═══ Available data ═══
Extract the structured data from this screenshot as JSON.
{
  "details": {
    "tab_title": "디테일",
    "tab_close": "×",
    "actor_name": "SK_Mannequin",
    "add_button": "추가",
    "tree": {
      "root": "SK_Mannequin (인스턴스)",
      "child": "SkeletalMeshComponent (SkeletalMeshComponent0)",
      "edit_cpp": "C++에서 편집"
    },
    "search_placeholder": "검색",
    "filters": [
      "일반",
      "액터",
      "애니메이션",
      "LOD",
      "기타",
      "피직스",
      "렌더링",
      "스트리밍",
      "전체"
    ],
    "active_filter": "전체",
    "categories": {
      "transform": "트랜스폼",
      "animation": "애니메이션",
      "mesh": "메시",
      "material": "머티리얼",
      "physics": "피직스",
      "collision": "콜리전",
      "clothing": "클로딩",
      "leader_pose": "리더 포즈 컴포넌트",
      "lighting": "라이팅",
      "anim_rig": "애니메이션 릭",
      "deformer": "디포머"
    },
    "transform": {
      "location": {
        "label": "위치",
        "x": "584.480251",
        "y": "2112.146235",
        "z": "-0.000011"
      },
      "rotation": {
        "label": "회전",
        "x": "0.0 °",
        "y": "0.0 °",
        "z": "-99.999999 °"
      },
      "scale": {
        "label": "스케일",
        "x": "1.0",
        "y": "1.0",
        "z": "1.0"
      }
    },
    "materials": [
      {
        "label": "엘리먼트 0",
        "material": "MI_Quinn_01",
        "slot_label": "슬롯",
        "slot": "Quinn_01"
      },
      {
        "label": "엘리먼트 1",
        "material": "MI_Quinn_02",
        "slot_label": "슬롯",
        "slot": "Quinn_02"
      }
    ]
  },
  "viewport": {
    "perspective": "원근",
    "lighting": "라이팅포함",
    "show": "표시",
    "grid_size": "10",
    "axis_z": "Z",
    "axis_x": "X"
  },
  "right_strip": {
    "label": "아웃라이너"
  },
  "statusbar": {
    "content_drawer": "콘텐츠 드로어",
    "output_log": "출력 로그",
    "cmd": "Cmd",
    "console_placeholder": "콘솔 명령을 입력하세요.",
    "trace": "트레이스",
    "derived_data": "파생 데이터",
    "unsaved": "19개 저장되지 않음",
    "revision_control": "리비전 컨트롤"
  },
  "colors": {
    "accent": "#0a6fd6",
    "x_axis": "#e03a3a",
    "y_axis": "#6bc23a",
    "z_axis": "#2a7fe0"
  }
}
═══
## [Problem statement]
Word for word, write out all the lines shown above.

## [Solution to the problem]
Extract the structured data from this screenshot as JSON.
{
  "details": {
    "tab_title": "디테일",
    "tab_close": "×",
    "actor_name": "SK_Mannequin",
    "add_button": "추가",
    "tree": {
      "root": "SK_Mannequin (인스턴스)",
      "child": "SkeletalMeshComponent (SkeletalMeshComponent0)",
      "edit_cpp": "C++에서 편집"
    },
    "search_placeholder": "검색",
    "filters": [
      "일반",
      "액터",
      "애니메이션",
      "LOD",
      "기타",
      "피직스",
      "렌더링",
      "스트리밍",
      "전체"
    ],
    "active_filter": "전체",
    "categories": {
      "transform": "트랜스폼",
      "animation": "애니메이션",
      "mesh": "메시",
      "material": "머티리얼",
      "physics": "피직스",
      "collision": "콜리전",
      "clothing": "클로딩",
      "leader_pose": "리더 포즈 컴포넌트",
      "lighting": "라이팅",
      "anim_rig": "애니메이션 릭",
      "deformer": "디포머"
    },
    "transform": {
      "location": {
        "label": "위치",
        "x": "584.480251",
        "y": "2112.146235",
        "z": "-0.000011"
      },
      "rotation": {
        "label": "회전",
        "x": "0.0 °",
        "y": "0.0 °",
        "z": "-99.999999 °"
      },
      "scale": {
        "label": "스케일",
        "x": "1.0",
        "y": "1.0",
        "z": "1.0"
      }
    },
    "materials": [
      {
        "label": "엘리먼트 0",
        "material": "MI_Quinn_01",
        "slot_label": "슬롯",
        "slot": "Quinn_01"
      },
      {
        "label": "엘리먼트 1",
        "material": "MI_Quinn_02",
        "slot_label": "슬롯",
        "slot": "Quinn_02"
      }
    ]
  },
  "viewport": {
    "perspective": "원근",
    "lighting": "라이팅포함",
    "show": "표시",
    "grid_size": "10",
    "axis_z": "Z",
    "axis_x": "X"
  },
  "right_strip": {
    "label": "아웃라이너"
  },
  "statusbar": {
    "content_drawer": "콘텐츠 드로어",
    "output_log": "출력 로그",
    "cmd": "Cmd",
    "console_placeholder": "콘솔 명령을 입력하세요.",
    "trace": "트레이스",
    "derived_data": "파생 데이터",
    "unsaved": "19개 저장되지 않음",
    "revision_control": "리비전 컨트롤"
  },
  "colors": {
    "accent": "#0a6fd6",
    "x_axis": "#e03a3a",
    "y_axis": "#6bc23a",
    "z_axis": "#2a7fe0"
  }
}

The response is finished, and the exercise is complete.